Work request: Extract every entry word for word.

[Entries from a dataset of interfaces]
--- START ---
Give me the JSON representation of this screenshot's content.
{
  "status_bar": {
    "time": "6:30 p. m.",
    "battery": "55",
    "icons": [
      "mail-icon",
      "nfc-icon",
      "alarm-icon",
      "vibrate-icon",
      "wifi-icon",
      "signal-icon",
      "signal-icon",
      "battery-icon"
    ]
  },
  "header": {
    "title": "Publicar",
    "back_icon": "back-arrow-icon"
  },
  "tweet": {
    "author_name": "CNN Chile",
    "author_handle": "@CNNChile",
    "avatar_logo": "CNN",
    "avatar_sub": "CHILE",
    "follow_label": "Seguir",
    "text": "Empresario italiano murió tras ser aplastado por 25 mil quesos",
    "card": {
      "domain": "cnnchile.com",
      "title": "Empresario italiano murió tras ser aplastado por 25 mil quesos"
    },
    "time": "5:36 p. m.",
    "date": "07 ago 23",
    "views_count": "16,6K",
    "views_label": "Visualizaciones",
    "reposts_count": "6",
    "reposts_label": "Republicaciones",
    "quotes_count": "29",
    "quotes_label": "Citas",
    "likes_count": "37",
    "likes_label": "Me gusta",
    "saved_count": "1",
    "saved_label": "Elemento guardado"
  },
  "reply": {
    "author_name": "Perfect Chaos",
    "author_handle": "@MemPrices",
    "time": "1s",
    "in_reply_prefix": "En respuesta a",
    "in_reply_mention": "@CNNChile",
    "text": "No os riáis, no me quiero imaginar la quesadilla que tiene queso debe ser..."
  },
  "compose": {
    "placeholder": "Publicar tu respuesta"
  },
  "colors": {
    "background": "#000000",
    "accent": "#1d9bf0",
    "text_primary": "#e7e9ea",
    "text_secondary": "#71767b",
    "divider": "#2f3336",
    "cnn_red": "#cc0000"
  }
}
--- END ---
Problem solution:
Give me the JSON representation of this screenshot's content.
{
  "status_bar": {
    "time": "6:30 p. m.",
    "battery": "55",
    "icons": [
      "mail-icon",
      "nfc-icon",
      "alarm-icon",
      "vibrate-icon",
      "wifi-icon",
      "signal-icon",
      "signal-icon",
      "battery-icon"
    ]
  },
  "header": {
    "title": "Publicar",
    "back_icon": "back-arrow-icon"
  },
  "tweet": {
    "author_name": "CNN Chile",
    "author_handle": "@CNNChile",
    "avatar_logo": "CNN",
    "avatar_sub": "CHILE",
    "follow_label": "Seguir",
    "text": "Empresario italiano murió tras ser aplastado por 25 mil quesos",
    "card": {
      "domain": "cnnchile.com",
      "title": "Empresario italiano murió tras ser aplastado por 25 mil quesos"
    },
    "time": "5:36 p. m.",
    "date": "07 ago 23",
    "views_count": "16,6K",
    "views_label": "Visualizaciones",
    "reposts_count": "6",
    "reposts_label": "Republicaciones",
    "quotes_count": "29",
    "quotes_label": "Citas",
    "likes_count": "37",
    "likes_label": "Me gusta",
    "saved_count": "1",
    "saved_label": "Elemento guardado"
  },
  "reply": {
    "author_name": "Perfect Chaos",
    "author_handle": "@MemPrices",
    "time": "1s",
    "in_reply_prefix": "En respuesta a",
    "in_reply_mention": "@CNNChile",
    "text": "No os riáis, no me quiero imaginar la quesadilla que tiene queso debe ser..."
  },
  "compose": {
    "placeholder": "Publicar tu respuesta"
  },
  "colors": {
    "background": "#000000",
    "accent": "#1d9bf0",
    "text_primary": "#e7e9ea",
    "text_secondary": "#71767b",
    "divider": "#2f3336",
    "cnn_red": "#cc0000"
  }
}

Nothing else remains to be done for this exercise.